_EXTRACTED DATA_

============

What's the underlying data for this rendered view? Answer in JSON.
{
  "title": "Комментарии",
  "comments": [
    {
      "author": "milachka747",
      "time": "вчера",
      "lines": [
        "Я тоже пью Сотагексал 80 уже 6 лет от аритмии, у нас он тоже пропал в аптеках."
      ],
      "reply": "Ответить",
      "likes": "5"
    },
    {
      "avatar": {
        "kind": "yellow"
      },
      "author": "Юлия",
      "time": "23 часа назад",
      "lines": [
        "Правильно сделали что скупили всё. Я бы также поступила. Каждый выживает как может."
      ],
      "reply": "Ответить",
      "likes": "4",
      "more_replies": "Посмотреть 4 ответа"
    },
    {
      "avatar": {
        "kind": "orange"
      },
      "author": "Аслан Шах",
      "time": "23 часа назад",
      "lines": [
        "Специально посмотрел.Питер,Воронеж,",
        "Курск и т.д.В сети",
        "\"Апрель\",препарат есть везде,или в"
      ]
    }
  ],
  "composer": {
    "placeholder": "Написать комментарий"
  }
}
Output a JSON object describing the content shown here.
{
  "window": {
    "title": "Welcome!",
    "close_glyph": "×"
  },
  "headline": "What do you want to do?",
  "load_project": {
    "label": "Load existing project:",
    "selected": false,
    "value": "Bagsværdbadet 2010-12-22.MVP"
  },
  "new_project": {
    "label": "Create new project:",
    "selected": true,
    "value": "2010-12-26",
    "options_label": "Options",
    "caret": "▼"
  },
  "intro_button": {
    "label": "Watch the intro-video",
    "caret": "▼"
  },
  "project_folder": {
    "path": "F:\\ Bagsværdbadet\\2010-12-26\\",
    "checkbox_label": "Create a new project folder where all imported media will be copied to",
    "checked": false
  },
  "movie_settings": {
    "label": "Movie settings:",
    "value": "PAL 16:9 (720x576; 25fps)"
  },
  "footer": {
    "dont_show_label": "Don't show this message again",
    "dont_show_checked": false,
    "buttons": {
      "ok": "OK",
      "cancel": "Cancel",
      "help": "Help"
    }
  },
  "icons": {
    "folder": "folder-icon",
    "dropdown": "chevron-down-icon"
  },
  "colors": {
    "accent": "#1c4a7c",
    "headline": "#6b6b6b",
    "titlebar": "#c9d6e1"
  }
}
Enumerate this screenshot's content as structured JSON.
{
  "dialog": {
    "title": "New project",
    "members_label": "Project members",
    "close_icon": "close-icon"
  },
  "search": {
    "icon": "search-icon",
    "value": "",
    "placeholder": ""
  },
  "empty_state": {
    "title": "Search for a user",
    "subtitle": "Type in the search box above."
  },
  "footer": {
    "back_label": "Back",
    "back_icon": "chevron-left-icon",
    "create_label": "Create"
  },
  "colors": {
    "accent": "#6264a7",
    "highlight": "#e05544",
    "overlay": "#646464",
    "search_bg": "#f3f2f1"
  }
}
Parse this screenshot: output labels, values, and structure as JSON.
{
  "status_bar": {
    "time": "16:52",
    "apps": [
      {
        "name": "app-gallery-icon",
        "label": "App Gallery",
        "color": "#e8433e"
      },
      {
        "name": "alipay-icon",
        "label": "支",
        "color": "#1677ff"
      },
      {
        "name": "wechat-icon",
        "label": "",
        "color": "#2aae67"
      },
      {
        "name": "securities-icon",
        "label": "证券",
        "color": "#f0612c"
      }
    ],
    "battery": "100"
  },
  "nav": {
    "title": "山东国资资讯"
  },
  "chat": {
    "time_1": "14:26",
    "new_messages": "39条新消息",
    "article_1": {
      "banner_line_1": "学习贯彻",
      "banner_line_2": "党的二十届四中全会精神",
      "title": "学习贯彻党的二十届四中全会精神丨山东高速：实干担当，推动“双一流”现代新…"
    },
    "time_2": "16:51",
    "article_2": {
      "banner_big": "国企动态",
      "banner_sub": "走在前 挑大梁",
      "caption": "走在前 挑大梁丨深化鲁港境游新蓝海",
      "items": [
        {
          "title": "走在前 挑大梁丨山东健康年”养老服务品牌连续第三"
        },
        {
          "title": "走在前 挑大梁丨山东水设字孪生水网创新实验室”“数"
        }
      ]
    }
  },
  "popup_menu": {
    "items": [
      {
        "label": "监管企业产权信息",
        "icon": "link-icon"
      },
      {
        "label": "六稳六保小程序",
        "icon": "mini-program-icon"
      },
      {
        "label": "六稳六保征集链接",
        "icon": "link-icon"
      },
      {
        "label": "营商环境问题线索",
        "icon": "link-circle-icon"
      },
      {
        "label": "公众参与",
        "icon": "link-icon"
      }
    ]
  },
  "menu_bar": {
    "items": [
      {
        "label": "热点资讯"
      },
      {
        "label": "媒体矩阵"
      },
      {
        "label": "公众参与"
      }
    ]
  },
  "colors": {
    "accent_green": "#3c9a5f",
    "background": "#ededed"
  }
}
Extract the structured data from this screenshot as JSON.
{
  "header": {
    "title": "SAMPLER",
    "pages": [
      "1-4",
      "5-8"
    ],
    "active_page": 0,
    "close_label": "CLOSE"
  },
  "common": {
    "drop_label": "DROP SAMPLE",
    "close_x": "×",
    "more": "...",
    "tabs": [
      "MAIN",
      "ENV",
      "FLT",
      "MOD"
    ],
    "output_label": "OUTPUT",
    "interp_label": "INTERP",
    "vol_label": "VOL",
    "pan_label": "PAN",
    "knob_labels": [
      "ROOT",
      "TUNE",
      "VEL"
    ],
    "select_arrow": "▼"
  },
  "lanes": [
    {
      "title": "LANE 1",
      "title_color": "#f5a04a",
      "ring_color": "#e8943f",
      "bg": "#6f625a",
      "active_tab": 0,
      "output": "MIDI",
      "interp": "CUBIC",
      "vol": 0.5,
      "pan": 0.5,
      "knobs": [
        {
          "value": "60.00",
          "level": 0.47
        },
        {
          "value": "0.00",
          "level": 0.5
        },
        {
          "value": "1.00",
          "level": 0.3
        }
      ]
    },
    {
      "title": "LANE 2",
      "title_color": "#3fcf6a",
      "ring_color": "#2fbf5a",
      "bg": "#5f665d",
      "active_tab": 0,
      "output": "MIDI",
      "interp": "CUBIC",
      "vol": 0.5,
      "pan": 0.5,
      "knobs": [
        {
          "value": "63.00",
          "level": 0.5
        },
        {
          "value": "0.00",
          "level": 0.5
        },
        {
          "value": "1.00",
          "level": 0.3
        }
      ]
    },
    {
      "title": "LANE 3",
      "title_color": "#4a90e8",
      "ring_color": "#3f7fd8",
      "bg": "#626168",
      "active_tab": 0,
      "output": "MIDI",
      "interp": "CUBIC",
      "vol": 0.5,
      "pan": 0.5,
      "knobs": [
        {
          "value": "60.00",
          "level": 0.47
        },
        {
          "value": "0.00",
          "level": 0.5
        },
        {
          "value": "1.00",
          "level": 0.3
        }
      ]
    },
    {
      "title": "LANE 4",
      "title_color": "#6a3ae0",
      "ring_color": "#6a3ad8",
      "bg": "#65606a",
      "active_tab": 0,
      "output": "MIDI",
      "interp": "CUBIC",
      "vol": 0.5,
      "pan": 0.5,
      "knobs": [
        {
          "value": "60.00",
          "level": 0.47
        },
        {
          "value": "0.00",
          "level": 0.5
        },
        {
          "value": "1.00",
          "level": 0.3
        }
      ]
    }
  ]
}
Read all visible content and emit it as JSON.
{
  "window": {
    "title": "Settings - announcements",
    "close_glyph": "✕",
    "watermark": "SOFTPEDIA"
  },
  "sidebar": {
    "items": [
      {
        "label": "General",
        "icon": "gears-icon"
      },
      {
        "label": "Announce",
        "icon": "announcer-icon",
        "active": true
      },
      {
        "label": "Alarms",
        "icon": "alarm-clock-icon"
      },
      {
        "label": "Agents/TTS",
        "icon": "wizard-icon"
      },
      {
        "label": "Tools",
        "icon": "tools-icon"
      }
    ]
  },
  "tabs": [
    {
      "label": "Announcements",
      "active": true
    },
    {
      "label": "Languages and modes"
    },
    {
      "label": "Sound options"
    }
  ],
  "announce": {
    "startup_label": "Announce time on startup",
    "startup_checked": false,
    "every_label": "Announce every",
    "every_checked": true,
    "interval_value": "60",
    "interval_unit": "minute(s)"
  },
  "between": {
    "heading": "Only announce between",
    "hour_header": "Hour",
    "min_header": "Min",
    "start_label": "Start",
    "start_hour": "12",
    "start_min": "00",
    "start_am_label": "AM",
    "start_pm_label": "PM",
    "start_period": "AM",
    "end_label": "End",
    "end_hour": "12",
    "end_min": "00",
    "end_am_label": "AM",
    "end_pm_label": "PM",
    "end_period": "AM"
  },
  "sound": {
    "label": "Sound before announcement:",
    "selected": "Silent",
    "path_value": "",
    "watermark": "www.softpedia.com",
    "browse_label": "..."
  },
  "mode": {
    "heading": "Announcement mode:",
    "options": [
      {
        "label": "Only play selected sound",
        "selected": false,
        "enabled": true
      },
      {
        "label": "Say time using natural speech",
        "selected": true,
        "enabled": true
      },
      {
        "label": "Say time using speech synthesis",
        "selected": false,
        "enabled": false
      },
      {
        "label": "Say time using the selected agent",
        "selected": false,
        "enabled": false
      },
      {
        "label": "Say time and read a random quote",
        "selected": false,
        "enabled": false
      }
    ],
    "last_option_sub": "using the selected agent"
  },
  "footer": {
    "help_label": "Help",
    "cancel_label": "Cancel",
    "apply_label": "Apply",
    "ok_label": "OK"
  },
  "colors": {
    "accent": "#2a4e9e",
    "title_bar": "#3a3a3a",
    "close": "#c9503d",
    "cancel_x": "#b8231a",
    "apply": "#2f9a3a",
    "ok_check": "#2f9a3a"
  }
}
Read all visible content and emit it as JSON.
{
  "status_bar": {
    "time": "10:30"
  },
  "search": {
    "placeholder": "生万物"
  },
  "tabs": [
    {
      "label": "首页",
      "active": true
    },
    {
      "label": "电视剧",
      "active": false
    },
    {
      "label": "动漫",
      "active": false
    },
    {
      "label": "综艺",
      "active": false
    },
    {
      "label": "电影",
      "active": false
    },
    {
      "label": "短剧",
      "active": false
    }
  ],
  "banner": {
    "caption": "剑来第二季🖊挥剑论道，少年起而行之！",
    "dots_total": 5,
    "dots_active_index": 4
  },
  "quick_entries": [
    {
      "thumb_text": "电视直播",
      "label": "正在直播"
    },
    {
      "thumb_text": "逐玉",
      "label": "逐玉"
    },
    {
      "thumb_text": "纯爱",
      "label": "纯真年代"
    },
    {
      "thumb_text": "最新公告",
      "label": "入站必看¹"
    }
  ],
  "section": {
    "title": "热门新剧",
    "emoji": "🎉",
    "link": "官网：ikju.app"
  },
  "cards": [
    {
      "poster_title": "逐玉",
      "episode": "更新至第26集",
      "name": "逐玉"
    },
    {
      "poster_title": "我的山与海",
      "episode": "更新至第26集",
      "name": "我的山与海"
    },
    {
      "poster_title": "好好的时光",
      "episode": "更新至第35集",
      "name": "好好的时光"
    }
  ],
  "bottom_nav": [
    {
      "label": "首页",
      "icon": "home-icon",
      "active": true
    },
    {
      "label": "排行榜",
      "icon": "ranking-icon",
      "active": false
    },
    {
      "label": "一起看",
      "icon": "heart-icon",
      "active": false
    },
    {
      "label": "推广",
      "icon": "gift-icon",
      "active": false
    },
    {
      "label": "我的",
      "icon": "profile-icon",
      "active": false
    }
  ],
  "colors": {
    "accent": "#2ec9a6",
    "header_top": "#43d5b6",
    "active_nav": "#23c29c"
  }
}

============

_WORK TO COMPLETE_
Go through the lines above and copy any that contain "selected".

_OUTPUT_
    "selected": false,
    "selected": true,
    "selected": "Silent",
        "label": "Only play selected sound",
        "selected": false,
        "selected": true,
        "selected": false,
        "label": "Say time using the selected agent",
        "selected": false,
        "selected": false,
    "last_option_sub": "using the selected agent"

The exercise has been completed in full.